Pool safety for summer
STATEWIDE with Acting Consumer Protection Commissioner David Hillyard AS the weather warms up, many of us start thinking about taking a refreshing dip in our backyard pools but we all need to be aware of potential hazards and relevant laws to keep children safe around the water all year round.
The recently released 2017 WA Ombudsman’s report, Investigation into ways to prevent or reduce deaths of children by drowning, showed that private swimming pools were the most common location of fatal and non-fatal drowning incidents in WA.
According to the report, during a six-year period, 34 children died by accidental drowning, while 258 children were admitted to hospital and 2310 children attended an emergency department.
In WA, there are specific laws that mandate the installation of fencing to enclose private swimming pools and spas. Swimming pools or spas that contain water deeper than 300mm must be secured by isolation fencing with the correct locking mechanisms on gates.
The fencing requirements are intended to protect young children by restricting their access to the pool or spa area. Most fatal drowning incidents in private swimming pools occur where there is no barrier, or there is a faulty barrier.
While owners and occupiers are both responsible for ensuring that any fence or barrier is maintained and operating effectively, in rental properties it is ultimately the owner’s responsibility to ensure that the barriers provided are adequate.
Educating our children about water safety is also important: teach kids safety rules around water, including that they should never swim without an adult.
Our website includes pool and product safety information.
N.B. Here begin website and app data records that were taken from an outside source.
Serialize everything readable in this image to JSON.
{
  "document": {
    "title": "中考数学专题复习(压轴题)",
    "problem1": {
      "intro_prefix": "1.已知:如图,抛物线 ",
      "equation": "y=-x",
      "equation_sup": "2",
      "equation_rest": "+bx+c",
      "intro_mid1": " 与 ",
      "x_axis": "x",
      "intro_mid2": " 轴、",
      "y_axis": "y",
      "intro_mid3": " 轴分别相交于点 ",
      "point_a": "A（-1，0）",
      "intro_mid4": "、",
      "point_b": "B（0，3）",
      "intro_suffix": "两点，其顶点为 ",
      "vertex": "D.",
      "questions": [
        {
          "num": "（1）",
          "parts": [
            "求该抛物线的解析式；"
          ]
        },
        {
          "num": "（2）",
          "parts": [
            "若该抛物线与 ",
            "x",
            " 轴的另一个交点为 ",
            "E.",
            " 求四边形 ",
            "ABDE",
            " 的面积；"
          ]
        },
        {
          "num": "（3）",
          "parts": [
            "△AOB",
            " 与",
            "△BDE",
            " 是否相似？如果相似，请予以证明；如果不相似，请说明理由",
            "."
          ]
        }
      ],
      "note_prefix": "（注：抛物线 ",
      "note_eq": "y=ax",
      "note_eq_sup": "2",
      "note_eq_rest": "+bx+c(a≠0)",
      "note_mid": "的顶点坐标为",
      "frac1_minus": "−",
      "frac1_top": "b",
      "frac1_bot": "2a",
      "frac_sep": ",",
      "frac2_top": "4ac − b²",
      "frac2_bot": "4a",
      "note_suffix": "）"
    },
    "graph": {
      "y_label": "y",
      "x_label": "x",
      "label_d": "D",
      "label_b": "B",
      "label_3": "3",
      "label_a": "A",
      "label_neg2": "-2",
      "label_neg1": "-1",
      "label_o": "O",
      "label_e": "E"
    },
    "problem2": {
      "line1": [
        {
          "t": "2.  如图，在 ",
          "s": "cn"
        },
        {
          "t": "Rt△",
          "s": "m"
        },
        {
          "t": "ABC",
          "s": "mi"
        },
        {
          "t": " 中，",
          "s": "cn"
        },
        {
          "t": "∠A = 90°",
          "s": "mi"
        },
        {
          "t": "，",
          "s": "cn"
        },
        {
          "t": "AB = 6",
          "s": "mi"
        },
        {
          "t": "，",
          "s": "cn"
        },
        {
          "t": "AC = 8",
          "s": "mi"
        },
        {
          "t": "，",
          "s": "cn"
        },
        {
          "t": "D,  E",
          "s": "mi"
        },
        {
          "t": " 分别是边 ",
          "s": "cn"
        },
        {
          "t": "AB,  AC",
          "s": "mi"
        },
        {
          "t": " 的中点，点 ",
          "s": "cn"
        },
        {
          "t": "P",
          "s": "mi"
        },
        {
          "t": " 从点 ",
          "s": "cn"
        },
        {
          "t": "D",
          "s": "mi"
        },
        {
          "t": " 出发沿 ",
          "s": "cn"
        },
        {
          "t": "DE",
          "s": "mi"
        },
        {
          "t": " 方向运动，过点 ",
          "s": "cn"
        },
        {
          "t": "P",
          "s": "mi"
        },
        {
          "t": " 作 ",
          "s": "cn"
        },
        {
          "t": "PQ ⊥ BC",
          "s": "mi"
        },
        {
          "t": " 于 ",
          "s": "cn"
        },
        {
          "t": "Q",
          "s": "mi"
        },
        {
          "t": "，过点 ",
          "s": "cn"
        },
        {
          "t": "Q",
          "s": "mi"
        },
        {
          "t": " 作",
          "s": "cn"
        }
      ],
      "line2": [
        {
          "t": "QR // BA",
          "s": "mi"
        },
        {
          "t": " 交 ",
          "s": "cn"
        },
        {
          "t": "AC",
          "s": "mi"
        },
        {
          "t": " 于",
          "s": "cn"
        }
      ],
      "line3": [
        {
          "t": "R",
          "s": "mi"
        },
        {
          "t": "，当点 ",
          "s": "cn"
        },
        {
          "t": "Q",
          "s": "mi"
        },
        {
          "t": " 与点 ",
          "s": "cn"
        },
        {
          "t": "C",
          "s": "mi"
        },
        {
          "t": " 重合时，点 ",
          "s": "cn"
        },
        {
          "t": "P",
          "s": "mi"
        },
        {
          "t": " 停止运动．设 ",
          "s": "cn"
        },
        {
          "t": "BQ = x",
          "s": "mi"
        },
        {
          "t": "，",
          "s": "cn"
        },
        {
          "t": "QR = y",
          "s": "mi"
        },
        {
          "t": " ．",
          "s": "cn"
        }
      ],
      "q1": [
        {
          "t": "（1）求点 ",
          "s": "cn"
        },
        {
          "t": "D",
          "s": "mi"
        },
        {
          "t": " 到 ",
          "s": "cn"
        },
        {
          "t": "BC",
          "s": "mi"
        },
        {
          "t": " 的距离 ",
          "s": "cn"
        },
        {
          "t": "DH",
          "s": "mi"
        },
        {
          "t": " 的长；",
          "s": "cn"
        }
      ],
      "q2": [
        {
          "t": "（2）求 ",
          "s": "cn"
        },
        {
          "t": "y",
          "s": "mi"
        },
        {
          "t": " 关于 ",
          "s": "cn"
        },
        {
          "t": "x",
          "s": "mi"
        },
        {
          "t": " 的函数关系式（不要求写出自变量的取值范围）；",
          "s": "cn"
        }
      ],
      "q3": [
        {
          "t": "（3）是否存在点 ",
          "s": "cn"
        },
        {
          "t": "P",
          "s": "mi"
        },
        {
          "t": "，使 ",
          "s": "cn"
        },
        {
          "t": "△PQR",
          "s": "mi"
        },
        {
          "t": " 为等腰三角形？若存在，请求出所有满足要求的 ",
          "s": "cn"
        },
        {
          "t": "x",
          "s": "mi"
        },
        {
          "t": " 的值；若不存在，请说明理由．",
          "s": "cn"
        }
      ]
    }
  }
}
More information, including pool fencing safety advice for rental property owners and managers, is also available at www.consumerprotection.wa.gov.au, or by calling 1300 30 40 54 or emailing con[email protected]
Detailed water safety guidelines are also available from the Royal Life Saving Society WA at www.royallifesavingwa.com.au.